Not all colors “play nice” with each other. You need to look at the color wheel to determine which colors work well. For example, colors across from the wheel, complement each other, i.e., red and green. Colors in a triangle on the color wheel (triad), are pleasing-to-the eye combinations.
Instead of being concerned about undertones, you should look at the saturation of the color. Highly saturated colors are bold and bright and should be used sparingly. A whole room painted in highly saturated colors feels claustrophobic to me.
Yes, you should have a home inspected by a licensed inspector after your Offer to Purchase has been accepted. It is the buyers’ responsibility to hire the inspector because they are paying for it. The Offer or Addendum should contain a contingency for an inspection. And, depending on where you live, you should consider a radon test, especially if there is a living area in the basement.
What to Expect
During a home inspection, the inspector should thoroughly evaluate the physical structure of the home as well as critical internal systems. A home inspector not only goes through the house to look for any issues, concerns, or defects, he or she is also willing to educate the new homeowner on how to maintain the house, such as how to replace the furnace filters, how to re-set the circuit breakers, how to turn off the water heater, how to operate the electric fireplace, etc.
While an inspection will give you an idea of a house’s overall condition, it might not uncover hidden problems such as pests, mold or asbestos.

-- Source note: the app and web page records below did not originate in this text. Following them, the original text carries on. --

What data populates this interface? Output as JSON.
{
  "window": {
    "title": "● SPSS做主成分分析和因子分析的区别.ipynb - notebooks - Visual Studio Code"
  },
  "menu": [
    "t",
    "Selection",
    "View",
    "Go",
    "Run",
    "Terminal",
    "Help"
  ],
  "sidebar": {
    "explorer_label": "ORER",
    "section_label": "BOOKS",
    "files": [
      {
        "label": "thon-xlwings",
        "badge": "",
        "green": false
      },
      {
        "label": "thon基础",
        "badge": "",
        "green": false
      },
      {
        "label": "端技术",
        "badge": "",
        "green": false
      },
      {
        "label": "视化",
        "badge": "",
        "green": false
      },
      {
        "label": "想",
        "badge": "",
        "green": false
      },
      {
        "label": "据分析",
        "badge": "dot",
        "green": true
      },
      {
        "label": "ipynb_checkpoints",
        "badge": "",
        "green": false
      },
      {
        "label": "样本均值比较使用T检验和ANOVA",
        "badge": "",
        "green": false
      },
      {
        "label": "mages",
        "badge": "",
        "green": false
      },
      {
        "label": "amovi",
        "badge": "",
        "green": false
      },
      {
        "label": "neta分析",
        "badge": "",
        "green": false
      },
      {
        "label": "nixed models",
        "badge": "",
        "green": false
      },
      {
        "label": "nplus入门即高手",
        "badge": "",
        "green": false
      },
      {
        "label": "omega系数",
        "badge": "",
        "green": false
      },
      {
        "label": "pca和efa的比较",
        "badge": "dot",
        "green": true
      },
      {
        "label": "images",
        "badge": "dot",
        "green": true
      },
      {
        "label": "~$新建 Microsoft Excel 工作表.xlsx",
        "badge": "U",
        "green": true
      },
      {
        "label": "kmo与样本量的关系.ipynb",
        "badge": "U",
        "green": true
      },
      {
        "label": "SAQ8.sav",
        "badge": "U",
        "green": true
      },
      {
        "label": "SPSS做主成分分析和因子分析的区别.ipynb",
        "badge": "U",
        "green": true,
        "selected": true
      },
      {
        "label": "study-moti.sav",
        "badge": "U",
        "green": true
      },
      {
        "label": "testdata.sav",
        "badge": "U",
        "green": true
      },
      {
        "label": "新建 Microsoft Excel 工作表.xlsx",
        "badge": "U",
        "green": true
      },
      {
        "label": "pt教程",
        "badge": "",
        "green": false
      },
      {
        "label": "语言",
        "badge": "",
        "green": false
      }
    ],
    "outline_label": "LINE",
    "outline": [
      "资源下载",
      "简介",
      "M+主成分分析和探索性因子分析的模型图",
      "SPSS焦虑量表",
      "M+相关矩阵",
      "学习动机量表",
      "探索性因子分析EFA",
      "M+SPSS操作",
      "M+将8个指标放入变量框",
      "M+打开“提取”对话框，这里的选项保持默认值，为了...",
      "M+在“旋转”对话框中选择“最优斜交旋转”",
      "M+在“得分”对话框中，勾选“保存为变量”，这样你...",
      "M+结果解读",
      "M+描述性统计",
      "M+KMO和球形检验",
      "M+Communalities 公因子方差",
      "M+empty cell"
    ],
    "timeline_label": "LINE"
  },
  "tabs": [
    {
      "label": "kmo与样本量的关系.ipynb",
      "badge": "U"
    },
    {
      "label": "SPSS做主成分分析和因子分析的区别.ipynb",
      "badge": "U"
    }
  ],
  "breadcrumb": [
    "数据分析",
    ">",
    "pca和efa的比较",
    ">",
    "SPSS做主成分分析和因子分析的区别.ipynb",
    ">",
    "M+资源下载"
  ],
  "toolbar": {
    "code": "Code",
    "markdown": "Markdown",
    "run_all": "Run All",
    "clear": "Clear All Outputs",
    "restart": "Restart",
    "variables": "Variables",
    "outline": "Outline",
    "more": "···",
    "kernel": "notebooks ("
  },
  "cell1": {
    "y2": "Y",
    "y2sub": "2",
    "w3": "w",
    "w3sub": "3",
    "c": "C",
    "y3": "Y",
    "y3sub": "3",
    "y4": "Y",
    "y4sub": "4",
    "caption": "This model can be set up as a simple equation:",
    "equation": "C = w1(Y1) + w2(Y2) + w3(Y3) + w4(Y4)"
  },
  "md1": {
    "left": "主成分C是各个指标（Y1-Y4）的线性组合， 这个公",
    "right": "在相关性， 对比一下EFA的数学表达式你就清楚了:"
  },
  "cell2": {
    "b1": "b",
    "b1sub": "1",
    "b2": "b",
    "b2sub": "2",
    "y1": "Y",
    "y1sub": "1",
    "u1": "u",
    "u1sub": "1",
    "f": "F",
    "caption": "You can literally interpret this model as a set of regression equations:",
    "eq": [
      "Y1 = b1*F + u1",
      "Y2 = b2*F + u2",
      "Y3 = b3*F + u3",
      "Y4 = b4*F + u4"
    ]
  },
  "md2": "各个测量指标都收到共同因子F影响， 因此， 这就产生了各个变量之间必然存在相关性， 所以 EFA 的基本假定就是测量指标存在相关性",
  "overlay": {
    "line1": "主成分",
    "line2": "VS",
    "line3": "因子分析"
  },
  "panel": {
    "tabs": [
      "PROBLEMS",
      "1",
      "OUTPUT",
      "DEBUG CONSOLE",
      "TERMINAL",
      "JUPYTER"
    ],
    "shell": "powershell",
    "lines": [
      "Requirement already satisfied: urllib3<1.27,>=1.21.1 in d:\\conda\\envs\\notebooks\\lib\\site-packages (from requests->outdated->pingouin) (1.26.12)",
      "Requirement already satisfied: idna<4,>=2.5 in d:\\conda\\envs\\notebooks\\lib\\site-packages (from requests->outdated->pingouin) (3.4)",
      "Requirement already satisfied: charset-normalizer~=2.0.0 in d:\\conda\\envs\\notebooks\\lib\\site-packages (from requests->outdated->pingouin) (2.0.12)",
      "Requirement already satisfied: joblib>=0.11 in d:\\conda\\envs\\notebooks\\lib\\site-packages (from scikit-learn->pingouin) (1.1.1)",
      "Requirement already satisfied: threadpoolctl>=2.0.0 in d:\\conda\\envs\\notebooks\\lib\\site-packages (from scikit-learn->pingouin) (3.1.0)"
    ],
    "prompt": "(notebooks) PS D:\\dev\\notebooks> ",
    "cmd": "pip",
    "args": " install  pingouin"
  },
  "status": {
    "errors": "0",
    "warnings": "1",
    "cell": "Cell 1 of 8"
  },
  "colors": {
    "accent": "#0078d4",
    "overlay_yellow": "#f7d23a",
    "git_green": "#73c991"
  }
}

It also won’t turn up flaws in areas that are below ground or otherwise inaccessible to the inspector, like wells and septic tanks. To identify those types of problems, you’re going to need additional inspections.
Once the inspector completes the inspection, you will receive a report with the inspector’s findings. Home inspections are detailed, so reports can often include many concerns, most of which are relatively small. The concern is if the inspector finds “defects,” which are defined as a condition that would have a significant adverse effect on the value of the property, that would significantly impair the health or safety of future occupants, or that if not repaired, removed, or replaced, would significantly shorten or adversely affect the expected normal life of the premises.
If the inspection finds more problems than you’re comfortable dealing with, and if your Offer or Addendum includes an inspection contingency with no right to cure, you can choose to back out of the sale. If the Offer or Addendum allows for the Seller to have a right to cure, the Seller may choose to make the repairs or lower the price to proceed with the sale.
Know What you are Buying
More than 30 states require a separate pest inspection before a home loan can close. Wisconsin is not one of them. But even if you live in a state where it’s optional, it can be an additional safeguard.
The goal of every home inspector is to educate the buyer about what they are buying. Every home has issues, but the buyer should know what those issues are.
New Homeowner with the Home Inspector
Call Premiere Stagers and Realty to help with your home inspection. 608-345-9396.